#### INSTRUCTIONS TO FOLLOW
Below is a set of entries; copy all of them exactly.
───── EXTRACTED RECORDS ─────
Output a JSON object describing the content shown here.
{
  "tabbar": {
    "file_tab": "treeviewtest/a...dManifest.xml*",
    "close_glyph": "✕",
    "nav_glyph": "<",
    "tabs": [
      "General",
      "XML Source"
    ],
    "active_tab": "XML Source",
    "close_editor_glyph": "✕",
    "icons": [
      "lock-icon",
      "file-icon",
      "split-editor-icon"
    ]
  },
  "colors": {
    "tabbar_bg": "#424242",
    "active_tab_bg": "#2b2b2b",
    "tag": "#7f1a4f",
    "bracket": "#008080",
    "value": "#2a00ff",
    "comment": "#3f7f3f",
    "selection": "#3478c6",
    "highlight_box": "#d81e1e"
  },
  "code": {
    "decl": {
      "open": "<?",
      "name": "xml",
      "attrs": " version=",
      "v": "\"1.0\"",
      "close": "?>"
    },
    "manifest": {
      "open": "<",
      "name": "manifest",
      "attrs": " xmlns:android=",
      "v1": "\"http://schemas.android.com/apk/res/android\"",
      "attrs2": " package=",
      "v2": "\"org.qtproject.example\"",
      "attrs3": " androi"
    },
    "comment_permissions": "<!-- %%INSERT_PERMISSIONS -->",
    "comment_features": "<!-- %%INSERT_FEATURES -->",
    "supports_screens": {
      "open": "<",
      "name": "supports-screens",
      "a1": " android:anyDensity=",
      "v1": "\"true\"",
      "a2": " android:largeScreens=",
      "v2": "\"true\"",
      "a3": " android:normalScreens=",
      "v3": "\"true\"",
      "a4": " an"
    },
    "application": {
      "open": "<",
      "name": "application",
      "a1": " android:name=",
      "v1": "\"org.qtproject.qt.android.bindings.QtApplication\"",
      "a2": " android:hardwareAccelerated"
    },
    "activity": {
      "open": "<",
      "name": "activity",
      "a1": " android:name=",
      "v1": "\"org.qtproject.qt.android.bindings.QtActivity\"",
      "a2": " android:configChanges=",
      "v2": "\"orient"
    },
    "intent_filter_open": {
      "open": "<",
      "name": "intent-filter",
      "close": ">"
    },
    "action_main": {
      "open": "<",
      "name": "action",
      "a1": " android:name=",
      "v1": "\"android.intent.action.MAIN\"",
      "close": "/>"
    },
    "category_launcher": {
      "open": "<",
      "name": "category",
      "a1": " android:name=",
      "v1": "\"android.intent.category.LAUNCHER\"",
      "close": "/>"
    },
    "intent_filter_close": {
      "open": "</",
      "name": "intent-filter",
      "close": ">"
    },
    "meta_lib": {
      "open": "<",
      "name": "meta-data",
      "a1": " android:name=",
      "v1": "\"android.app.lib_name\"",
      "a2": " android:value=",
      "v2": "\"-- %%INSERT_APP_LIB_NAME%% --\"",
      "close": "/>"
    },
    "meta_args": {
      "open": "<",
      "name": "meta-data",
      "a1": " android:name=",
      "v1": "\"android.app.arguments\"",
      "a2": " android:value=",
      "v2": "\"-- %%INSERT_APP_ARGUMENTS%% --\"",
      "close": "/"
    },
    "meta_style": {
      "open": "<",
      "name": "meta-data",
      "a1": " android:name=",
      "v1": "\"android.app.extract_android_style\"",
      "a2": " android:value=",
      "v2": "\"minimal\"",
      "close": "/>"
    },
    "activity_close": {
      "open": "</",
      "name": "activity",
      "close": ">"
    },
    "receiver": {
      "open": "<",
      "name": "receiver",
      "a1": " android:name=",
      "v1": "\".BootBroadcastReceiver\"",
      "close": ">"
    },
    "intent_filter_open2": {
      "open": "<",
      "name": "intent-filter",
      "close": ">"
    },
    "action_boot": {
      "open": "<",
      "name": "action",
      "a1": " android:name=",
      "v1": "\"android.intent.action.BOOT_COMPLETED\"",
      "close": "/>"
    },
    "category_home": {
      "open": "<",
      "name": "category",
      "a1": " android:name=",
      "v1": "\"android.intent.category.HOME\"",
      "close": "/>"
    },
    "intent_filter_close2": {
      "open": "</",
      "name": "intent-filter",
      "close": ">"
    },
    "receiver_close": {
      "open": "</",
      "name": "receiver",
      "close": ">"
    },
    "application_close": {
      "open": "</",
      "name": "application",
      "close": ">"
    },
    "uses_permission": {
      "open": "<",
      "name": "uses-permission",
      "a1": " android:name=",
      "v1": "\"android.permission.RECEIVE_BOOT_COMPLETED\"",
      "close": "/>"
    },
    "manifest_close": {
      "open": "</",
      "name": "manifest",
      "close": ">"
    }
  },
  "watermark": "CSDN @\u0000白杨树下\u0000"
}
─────
#### SOLVED PROBLEM
Output a JSON object describing the content shown here.
{
  "tabbar": {
    "file_tab": "treeviewtest/a...dManifest.xml*",
    "close_glyph": "✕",
    "nav_glyph": "<",
    "tabs": [
      "General",
      "XML Source"
    ],
    "active_tab": "XML Source",
    "close_editor_glyph": "✕",
    "icons": [
      "lock-icon",
      "file-icon",
      "split-editor-icon"
    ]
  },
  "colors": {
    "tabbar_bg": "#424242",
    "active_tab_bg": "#2b2b2b",
    "tag": "#7f1a4f",
    "bracket": "#008080",
    "value": "#2a00ff",
    "comment": "#3f7f3f",
    "selection": "#3478c6",
    "highlight_box": "#d81e1e"
  },
  "code": {
    "decl": {
      "open": "<?",
      "name": "xml",
      "attrs": " version=",
      "v": "\"1.0\"",
      "close": "?>"
    },
    "manifest": {
      "open": "<",
      "name": "manifest",
      "attrs": " xmlns:android=",
      "v1": "\"http://schemas.android.com/apk/res/android\"",
      "attrs2": " package=",
      "v2": "\"org.qtproject.example\"",
      "attrs3": " androi"
    },
    "comment_permissions": "<!-- %%INSERT_PERMISSIONS -->",
    "comment_features": "<!-- %%INSERT_FEATURES -->",
    "supports_screens": {
      "open": "<",
      "name": "supports-screens",
      "a1": " android:anyDensity=",
      "v1": "\"true\"",
      "a2": " android:largeScreens=",
      "v2": "\"true\"",
      "a3": " android:normalScreens=",
      "v3": "\"true\"",
      "a4": " an"
    },
    "application": {
      "open": "<",
      "name": "application",
      "a1": " android:name=",
      "v1": "\"org.qtproject.qt.android.bindings.QtApplication\"",
      "a2": " android:hardwareAccelerated"
    },
    "activity": {
      "open": "<",
      "name": "activity",
      "a1": " android:name=",
      "v1": "\"org.qtproject.qt.android.bindings.QtActivity\"",
      "a2": " android:configChanges=",
      "v2": "\"orient"
    },
    "intent_filter_open": {
      "open": "<",
      "name": "intent-filter",
      "close": ">"
    },
    "action_main": {
      "open": "<",
      "name": "action",
      "a1": " android:name=",
      "v1": "\"android.intent.action.MAIN\"",
      "close": "/>"
    },
    "category_launcher": {
      "open": "<",
      "name": "category",
      "a1": " android:name=",
      "v1": "\"android.intent.category.LAUNCHER\"",
      "close": "/>"
    },
    "intent_filter_close": {
      "open": "</",
      "name": "intent-filter",
      "close": ">"
    },
    "meta_lib": {
      "open": "<",
      "name": "meta-data",
      "a1": " android:name=",
      "v1": "\"android.app.lib_name\"",
      "a2": " android:value=",
      "v2": "\"-- %%INSERT_APP_LIB_NAME%% --\"",
      "close": "/>"
    },
    "meta_args": {
      "open": "<",
      "name": "meta-data",
      "a1": " android:name=",
      "v1": "\"android.app.arguments\"",
      "a2": " android:value=",
      "v2": "\"-- %%INSERT_APP_ARGUMENTS%% --\"",
      "close": "/"
    },
    "meta_style": {
      "open": "<",
      "name": "meta-data",
      "a1": " android:name=",
      "v1": "\"android.app.extract_android_style\"",
      "a2": " android:value=",
      "v2": "\"minimal\"",
      "close": "/>"
    },
    "activity_close": {
      "open": "</",
      "name": "activity",
      "close": ">"
    },
    "receiver": {
      "open": "<",
      "name": "receiver",
      "a1": " android:name=",
      "v1": "\".BootBroadcastReceiver\"",
      "close": ">"
    },
    "intent_filter_open2": {
      "open": "<",
      "name": "intent-filter",
      "close": ">"
    },
    "action_boot": {
      "open": "<",
      "name": "action",
      "a1": " android:name=",
      "v1": "\"android.intent.action.BOOT_COMPLETED\"",
      "close": "/>"
    },
    "category_home": {
      "open": "<",
      "name": "category",
      "a1": " android:name=",
      "v1": "\"android.intent.category.HOME\"",
      "close": "/>"
    },
    "intent_filter_close2": {
      "open": "</",
      "name": "intent-filter",
      "close": ">"
    },
    "receiver_close": {
      "open": "</",
      "name": "receiver",
      "close": ">"
    },
    "application_close": {
      "open": "</",
      "name": "application",
      "close": ">"
    },
    "uses_permission": {
      "open": "<",
      "name": "uses-permission",
      "a1": " android:name=",
      "v1": "\"android.permission.RECEIVE_BOOT_COMPLETED\"",
      "close": "/>"
    },
    "manifest_close": {
      "open": "</",
      "name": "manifest",
      "close": ">"
    }
  },
  "watermark": "CSDN @\u0000白杨树下\u0000"
}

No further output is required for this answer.